        • 4 weeks ago
          Mathanon

          >It literally is just the twin prime conjecture, only phrased more annoyingly
          If I had just said "Solve the twin prime conjecture for me" I wouldn't have received any interesting responses, but by phrasing it that way, which is the furthest I have gotten in that problem, I have received help from people like

          I ran it up to n=ten million, and the density is approaching 0.26 * n^0.86, there oughta be a proof

          and

          I tried a lattice point counting method but it is inconclusive.
          Basically, let f(a,b) = 6|ab|+a+b.
          The goal is to count all of the (a,b) such that f(a,b) <= N and prove this is much less than N.
          We can bound f below by 4|ab| so counting the (a,b) such that 4|ab|<=N will give an over estimate.
          We just need to do this for one quadrant then multiply by 4.
          Using https://en.wikipedia.org/wiki/Divisor_summatory_function
          the rough total is 4*D(N/4).
          This is inconclusive since D(x) ~ x*log(x).

          I wanted to present the problem in a way that would match more closely the way I'm trying to work with it.

          Also, maybe there's someone who wouldn't have been able to solve the conjecture on their own but was able to solve the 6|ab|+a+b, who knows?

  5. 4 weeks ago
    Anonymous

    Instead of using absolute value assume a,b > 0 and separate into 3 cases

    6ab+a+b = 1/6 * ((6a+1)(6b+1)-1)
    6ab-a-b = 1/6 * ((6a-1)(6b-1)-1)
    6ab-a+b = 1/6 * ((6a+1)(6b-1)+1)
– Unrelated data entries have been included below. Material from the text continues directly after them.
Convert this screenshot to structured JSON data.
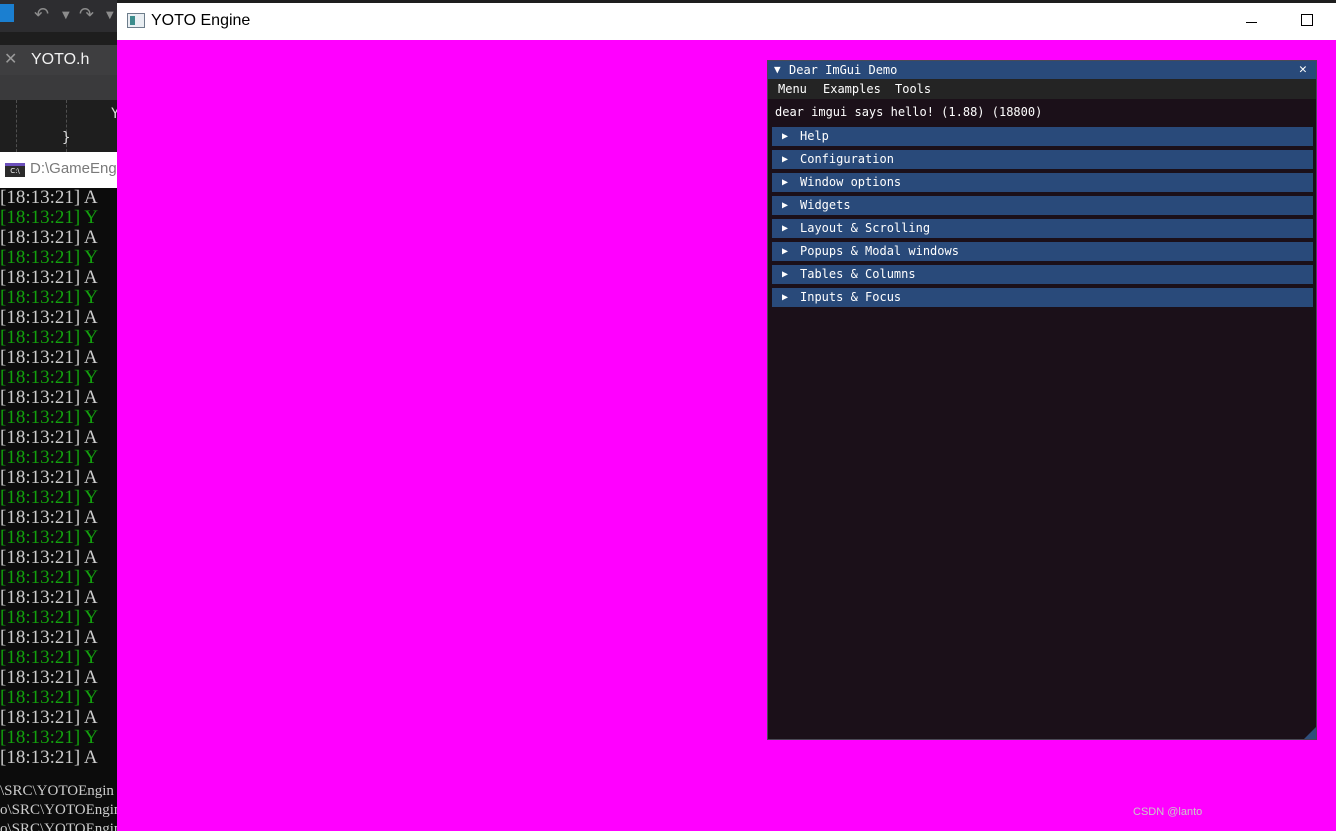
{
  "vs": {
    "tab_close": "✕",
    "tab_label": "YOTO.h",
    "editor_brace": "}",
    "editor_char": "Y"
  },
  "console": {
    "title": "D:\\GameEng",
    "icon_text": "C:\\",
    "lines": [
      {
        "text": "[18:13:21] A",
        "color": "white"
      },
      {
        "text": "[18:13:21] Y",
        "color": "green"
      },
      {
        "text": "[18:13:21] A",
        "color": "white"
      },
      {
        "text": "[18:13:21] Y",
        "color": "green"
      },
      {
        "text": "[18:13:21] A",
        "color": "white"
      },
      {
        "text": "[18:13:21] Y",
        "color": "green"
      },
      {
        "text": "[18:13:21] A",
        "color": "white"
      },
      {
        "text": "[18:13:21] Y",
        "color": "green"
      },
      {
        "text": "[18:13:21] A",
        "color": "white"
      },
      {
        "text": "[18:13:21] Y",
        "color": "green"
      },
      {
        "text": "[18:13:21] A",
        "color": "white"
      },
      {
        "text": "[18:13:21] Y",
        "color": "green"
      },
      {
        "text": "[18:13:21] A",
        "color": "white"
      },
      {
        "text": "[18:13:21] Y",
        "color": "green"
      },
      {
        "text": "[18:13:21] A",
        "color": "white"
      },
      {
        "text": "[18:13:21] Y",
        "color": "green"
      },
      {
        "text": "[18:13:21] A",
        "color": "white"
      },
      {
        "text": "[18:13:21] Y",
        "color": "green"
      },
      {
        "text": "[18:13:21] A",
        "color": "white"
      },
      {
        "text": "[18:13:21] Y",
        "color": "green"
      },
      {
        "text": "[18:13:21] A",
        "color": "white"
      },
      {
        "text": "[18:13:21] Y",
        "color": "green"
      },
      {
        "text": "[18:13:21] A",
        "color": "white"
      },
      {
        "text": "[18:13:21] Y",
        "color": "green"
      },
      {
        "text": "[18:13:21] A",
        "color": "white"
      },
      {
        "text": "[18:13:21] Y",
        "color": "green"
      },
      {
        "text": "[18:13:21] A",
        "color": "white"
      },
      {
        "text": "[18:13:21] Y",
        "color": "green"
      },
      {
        "text": "[18:13:21] A",
        "color": "white"
      }
    ],
    "bottom_lines": [
      "\\SRC\\YOTOEngin",
      "o\\SRC\\YOTOEngin",
      "o\\SRC\\YOTOEngin"
    ]
  },
  "yoto": {
    "title": "YOTO Engine",
    "background": "#ff00ff"
  },
  "imgui": {
    "title": "Dear ImGui Demo",
    "collapse_glyph": "▼",
    "close_glyph": "✕",
    "menu": [
      "Menu",
      "Examples",
      "Tools"
    ],
    "hello": "dear imgui says hello! (1.88) (18800)",
    "headers": [
      "Help",
      "Configuration",
      "Window options",
      "Widgets",
      "Layout & Scrolling",
      "Popups & Modal windows",
      "Tables & Columns",
      "Inputs & Focus"
    ],
    "header_glyph": "▶",
    "colors": {
      "title_bar": "#294a7a",
      "header": "#294a7a",
      "window_bg": "#1b1019",
      "menubar": "#242424"
    }
  },
  "watermark": "CSDN @lanto"
}
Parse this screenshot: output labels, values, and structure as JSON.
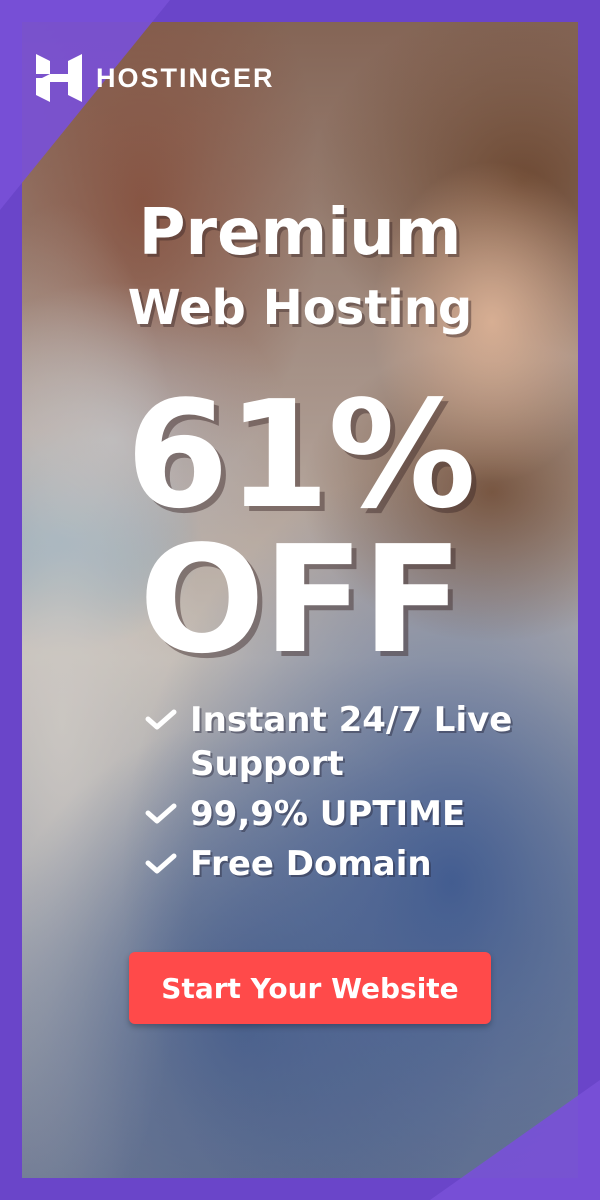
{
  "brand": {
    "name": "HOSTINGER",
    "logo_icon": "hostinger-h-logo",
    "accent_color": "#6a45c9",
    "corner_color": "#784fd7"
  },
  "headline": {
    "line1": "Premium",
    "line2": "Web Hosting"
  },
  "offer": {
    "discount": "61%",
    "off": "OFF"
  },
  "features": [
    {
      "icon": "check-icon",
      "text": "Instant 24/7 Live Support"
    },
    {
      "icon": "check-icon",
      "text": "99,9% UPTIME"
    },
    {
      "icon": "check-icon",
      "text": "Free Domain"
    }
  ],
  "cta": {
    "label": "Start Your Website",
    "color": "#ff4a4a"
  }
}
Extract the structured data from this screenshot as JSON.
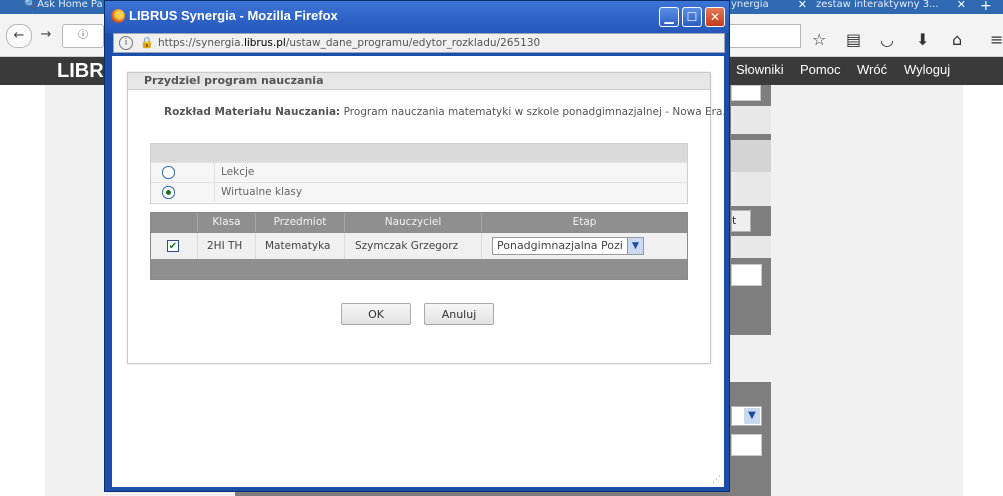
{
  "background": {
    "tabs": [
      {
        "label": "Ask Home Pa"
      },
      {
        "label": "ynergia"
      },
      {
        "label": "zestaw interaktywny 3..."
      }
    ],
    "menu": [
      "Słowniki",
      "Pomoc",
      "Wróć",
      "Wyloguj"
    ],
    "logo": "LIBR",
    "partial_button": "t"
  },
  "popup": {
    "title": "LIBRUS Synergia - Mozilla Firefox",
    "url_prefix": "https://synergia.",
    "url_domain": "librus.pl",
    "url_path": "/ustaw_dane_programu/edytor_rozkladu/265130",
    "dialog": {
      "title": "Przydziel program nauczania",
      "plan_label": "Rozkład Materiału Nauczania:",
      "plan_value": "Program nauczania matematyki w szkole ponadgimnazjalnej - Nowa Era.",
      "options": [
        {
          "label": "Lekcje",
          "checked": false
        },
        {
          "label": "Wirtualne klasy",
          "checked": true
        }
      ],
      "table": {
        "headers": [
          "Klasa",
          "Przedmiot",
          "Nauczyciel",
          "Etap"
        ],
        "rows": [
          {
            "checked": true,
            "klasa": "2HI TH",
            "przedmiot": "Matematyka",
            "nauczyciel": "Szymczak Grzegorz",
            "etap": "Ponadgimnazjalna Pozi"
          }
        ]
      },
      "ok_label": "OK",
      "cancel_label": "Anuluj"
    }
  }
}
    or

    6n+1 = (6a+1)(6b+1)
    6n+1 = (6a-1)(6b-1)
    6n-1 = (6a+1)(6b-1)

    Iff either 6n+1 or 6n-1 is composite one of these equations will give a,b > 0 from a nontrivial factorization. I.e. n is representable iff 6n-1 and 6n+1 aren't twin primes.

    • 4 weeks ago
      Mathanon

      Also, that is a very interesting way of linking it to the twin primes. They way I did it was very different and I think much more complicated that it needed to be. Thank you

    • 4 weeks ago
      Anonymous

      Bump.
      I also assume a,b> 0 with three cases like . I think the problem is similar the the thing that every number can be represented with a cofactor of 6 + 1 or something. I remember it vaguely but it was basically able to construct every number of the positive integers. If you can show an algorithm that you construct every possible intenger with ab +a+b then you have a proof that the inequality is false. I am working on that and will report later.

Your email address will not be published. Required fields are marked *